- WHAT NEEDS TO BE DONE
The task calls for each record to be given again exactly.

- Records from a dataset
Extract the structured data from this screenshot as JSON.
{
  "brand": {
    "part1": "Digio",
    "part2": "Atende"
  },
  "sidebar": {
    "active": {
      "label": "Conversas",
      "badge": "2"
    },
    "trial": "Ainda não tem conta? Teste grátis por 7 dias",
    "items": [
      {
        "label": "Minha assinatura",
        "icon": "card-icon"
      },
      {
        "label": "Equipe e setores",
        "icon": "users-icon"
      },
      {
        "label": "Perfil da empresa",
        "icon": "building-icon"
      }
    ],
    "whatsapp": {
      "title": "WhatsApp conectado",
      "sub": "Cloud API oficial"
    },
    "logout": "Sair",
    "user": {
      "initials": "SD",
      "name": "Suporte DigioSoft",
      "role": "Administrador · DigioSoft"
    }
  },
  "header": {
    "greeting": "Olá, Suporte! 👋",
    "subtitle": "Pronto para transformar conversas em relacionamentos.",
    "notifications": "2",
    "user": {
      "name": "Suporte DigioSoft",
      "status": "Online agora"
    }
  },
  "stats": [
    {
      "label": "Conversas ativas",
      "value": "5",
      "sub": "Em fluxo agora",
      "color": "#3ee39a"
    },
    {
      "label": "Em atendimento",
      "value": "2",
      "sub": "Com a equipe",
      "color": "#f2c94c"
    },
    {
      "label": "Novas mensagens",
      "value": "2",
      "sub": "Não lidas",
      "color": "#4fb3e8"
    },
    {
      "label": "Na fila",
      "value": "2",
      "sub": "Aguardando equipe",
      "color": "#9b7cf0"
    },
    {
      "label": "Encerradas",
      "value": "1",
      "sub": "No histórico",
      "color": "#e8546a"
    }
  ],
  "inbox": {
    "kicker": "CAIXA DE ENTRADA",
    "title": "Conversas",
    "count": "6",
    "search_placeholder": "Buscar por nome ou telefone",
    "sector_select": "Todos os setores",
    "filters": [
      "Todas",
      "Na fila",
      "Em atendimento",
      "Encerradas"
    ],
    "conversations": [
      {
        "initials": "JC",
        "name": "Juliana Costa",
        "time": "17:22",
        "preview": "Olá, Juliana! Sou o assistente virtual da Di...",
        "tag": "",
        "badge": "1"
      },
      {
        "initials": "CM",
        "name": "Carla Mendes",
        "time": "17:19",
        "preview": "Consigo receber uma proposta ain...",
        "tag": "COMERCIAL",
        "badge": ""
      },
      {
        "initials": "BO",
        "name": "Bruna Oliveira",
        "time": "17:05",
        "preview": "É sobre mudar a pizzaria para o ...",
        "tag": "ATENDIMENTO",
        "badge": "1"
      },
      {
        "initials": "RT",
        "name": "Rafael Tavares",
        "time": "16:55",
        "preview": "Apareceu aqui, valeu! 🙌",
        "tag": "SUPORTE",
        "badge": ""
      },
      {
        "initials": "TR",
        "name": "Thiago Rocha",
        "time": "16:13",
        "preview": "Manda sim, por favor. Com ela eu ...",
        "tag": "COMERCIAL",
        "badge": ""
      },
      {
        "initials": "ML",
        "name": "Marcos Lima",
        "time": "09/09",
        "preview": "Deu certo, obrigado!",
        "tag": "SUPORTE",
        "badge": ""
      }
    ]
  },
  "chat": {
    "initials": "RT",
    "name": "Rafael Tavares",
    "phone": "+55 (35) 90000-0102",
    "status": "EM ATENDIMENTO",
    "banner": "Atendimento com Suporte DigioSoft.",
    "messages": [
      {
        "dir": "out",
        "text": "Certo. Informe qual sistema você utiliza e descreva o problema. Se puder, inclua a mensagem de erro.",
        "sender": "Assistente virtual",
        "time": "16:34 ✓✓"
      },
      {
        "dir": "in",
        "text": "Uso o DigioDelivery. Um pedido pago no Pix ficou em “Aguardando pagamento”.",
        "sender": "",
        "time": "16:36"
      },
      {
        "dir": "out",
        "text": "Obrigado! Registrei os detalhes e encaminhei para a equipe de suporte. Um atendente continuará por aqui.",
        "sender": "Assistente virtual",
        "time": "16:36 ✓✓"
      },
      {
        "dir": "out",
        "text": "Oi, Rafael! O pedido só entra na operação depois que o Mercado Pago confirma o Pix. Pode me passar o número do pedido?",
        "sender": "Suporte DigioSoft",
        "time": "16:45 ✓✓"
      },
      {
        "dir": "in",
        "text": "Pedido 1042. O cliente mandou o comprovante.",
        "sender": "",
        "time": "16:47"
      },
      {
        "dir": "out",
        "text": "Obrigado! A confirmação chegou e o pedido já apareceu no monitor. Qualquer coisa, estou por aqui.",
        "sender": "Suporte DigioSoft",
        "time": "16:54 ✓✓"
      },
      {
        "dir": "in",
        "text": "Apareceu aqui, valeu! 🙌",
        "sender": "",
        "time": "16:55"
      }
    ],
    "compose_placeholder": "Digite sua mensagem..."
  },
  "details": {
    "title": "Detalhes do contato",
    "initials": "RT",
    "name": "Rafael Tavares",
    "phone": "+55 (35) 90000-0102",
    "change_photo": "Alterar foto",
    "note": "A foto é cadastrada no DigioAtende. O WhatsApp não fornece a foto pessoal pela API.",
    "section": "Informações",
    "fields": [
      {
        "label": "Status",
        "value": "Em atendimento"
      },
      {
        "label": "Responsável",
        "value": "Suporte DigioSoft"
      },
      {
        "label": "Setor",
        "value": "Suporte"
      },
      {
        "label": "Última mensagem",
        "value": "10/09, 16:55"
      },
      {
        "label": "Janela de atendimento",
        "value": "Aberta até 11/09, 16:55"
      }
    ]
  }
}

- RESPONSE TO THE TASK
Extract the structured data from this screenshot as JSON.
{
  "brand": {
    "part1": "Digio",
    "part2": "Atende"
  },
  "sidebar": {
    "active": {
      "label": "Conversas",
      "badge": "2"
    },
    "trial": "Ainda não tem conta? Teste grátis por 7 dias",
    "items": [
      {
        "label": "Minha assinatura",
        "icon": "card-icon"
      },
      {
        "label": "Equipe e setores",
        "icon": "users-icon"
      },
      {
        "label": "Perfil da empresa",
        "icon": "building-icon"
      }
    ],
    "whatsapp": {
      "title": "WhatsApp conectado",
      "sub": "Cloud API oficial"
    },
    "logout": "Sair",
    "user": {
      "initials": "SD",
      "name": "Suporte DigioSoft",
      "role": "Administrador · DigioSoft"
    }
  },
  "header": {
    "greeting": "Olá, Suporte! 👋",
    "subtitle": "Pronto para transformar conversas em relacionamentos.",
    "notifications": "2",
    "user": {
      "name": "Suporte DigioSoft",
      "status": "Online agora"
    }
  },
  "stats": [
    {
      "label": "Conversas ativas",
      "value": "5",
      "sub": "Em fluxo agora",
      "color": "#3ee39a"
    },
    {
      "label": "Em atendimento",
      "value": "2",
      "sub": "Com a equipe",
      "color": "#f2c94c"
    },
    {
      "label": "Novas mensagens",
      "value": "2",
      "sub": "Não lidas",
      "color": "#4fb3e8"
    },
    {
      "label": "Na fila",
      "value": "2",
      "sub": "Aguardando equipe",
      "color": "#9b7cf0"
    },
    {
      "label": "Encerradas",
      "value": "1",
      "sub": "No histórico",
      "color": "#e8546a"
    }
  ],
  "inbox": {
    "kicker": "CAIXA DE ENTRADA",
    "title": "Conversas",
    "count": "6",
    "search_placeholder": "Buscar por nome ou telefone",
    "sector_select": "Todos os setores",
    "filters": [
      "Todas",
      "Na fila",
      "Em atendimento",
      "Encerradas"
    ],
    "conversations": [
      {
        "initials": "JC",
        "name": "Juliana Costa",
        "time": "17:22",
        "preview": "Olá, Juliana! Sou o assistente virtual da Di...",
        "tag": "",
        "badge": "1"
      },
      {
        "initials": "CM",
        "name": "Carla Mendes",
        "time": "17:19",
        "preview": "Consigo receber uma proposta ain...",
        "tag": "COMERCIAL",
        "badge": ""
      },
      {
        "initials": "BO",
        "name": "Bruna Oliveira",
        "time": "17:05",
        "preview": "É sobre mudar a pizzaria para o ...",
        "tag": "ATENDIMENTO",
        "badge": "1"
      },
      {
        "initials": "RT",
        "name": "Rafael Tavares",
        "time": "16:55",
        "preview": "Apareceu aqui, valeu! 🙌",
        "tag": "SUPORTE",
        "badge": ""
      },
      {
        "initials": "TR",
        "name": "Thiago Rocha",
        "time": "16:13",
        "preview": "Manda sim, por favor. Com ela eu ...",
        "tag": "COMERCIAL",
        "badge": ""
      },
      {
        "initials": "ML",
        "name": "Marcos Lima",
        "time": "09/09",
        "preview": "Deu certo, obrigado!",
        "tag": "SUPORTE",
        "badge": ""
      }
    ]
  },
  "chat": {
    "initials": "RT",
    "name": "Rafael Tavares",
    "phone": "+55 (35) 90000-0102",
    "status": "EM ATENDIMENTO",
    "banner": "Atendimento com Suporte DigioSoft.",
    "messages": [
      {
        "dir": "out",
        "text": "Certo. Informe qual sistema você utiliza e descreva o problema. Se puder, inclua a mensagem de erro.",
        "sender": "Assistente virtual",
        "time": "16:34 ✓✓"
      },
      {
        "dir": "in",
        "text": "Uso o DigioDelivery. Um pedido pago no Pix ficou em “Aguardando pagamento”.",
        "sender": "",
        "time": "16:36"
      },
      {
        "dir": "out",
        "text": "Obrigado! Registrei os detalhes e encaminhei para a equipe de suporte. Um atendente continuará por aqui.",
        "sender": "Assistente virtual",
        "time": "16:36 ✓✓"
      },
      {
        "dir": "out",
        "text": "Oi, Rafael! O pedido só entra na operação depois que o Mercado Pago confirma o Pix. Pode me passar o número do pedido?",
        "sender": "Suporte DigioSoft",
        "time": "16:45 ✓✓"
      },
      {
        "dir": "in",
        "text": "Pedido 1042. O cliente mandou o comprovante.",
        "sender": "",
        "time": "16:47"
      },
      {
        "dir": "out",
        "text": "Obrigado! A confirmação chegou e o pedido já apareceu no monitor. Qualquer coisa, estou por aqui.",
        "sender": "Suporte DigioSoft",
        "time": "16:54 ✓✓"
      },
      {
        "dir": "in",
        "text": "Apareceu aqui, valeu! 🙌",
        "sender": "",
        "time": "16:55"
      }
    ],
    "compose_placeholder": "Digite sua mensagem..."
  },
  "details": {
    "title": "Detalhes do contato",
    "initials": "RT",
    "name": "Rafael Tavares",
    "phone": "+55 (35) 90000-0102",
    "change_photo": "Alterar foto",
    "note": "A foto é cadastrada no DigioAtende. O WhatsApp não fornece a foto pessoal pela API.",
    "section": "Informações",
    "fields": [
      {
        "label": "Status",
        "value": "Em atendimento"
      },
      {
        "label": "Responsável",
        "value": "Suporte DigioSoft"
      },
      {
        "label": "Setor",
        "value": "Suporte"
      },
      {
        "label": "Última mensagem",
        "value": "10/09, 16:55"
      },
      {
        "label": "Janela de atendimento",
        "value": "Aberta até 11/09, 16:55"
      }
    ]
  }
}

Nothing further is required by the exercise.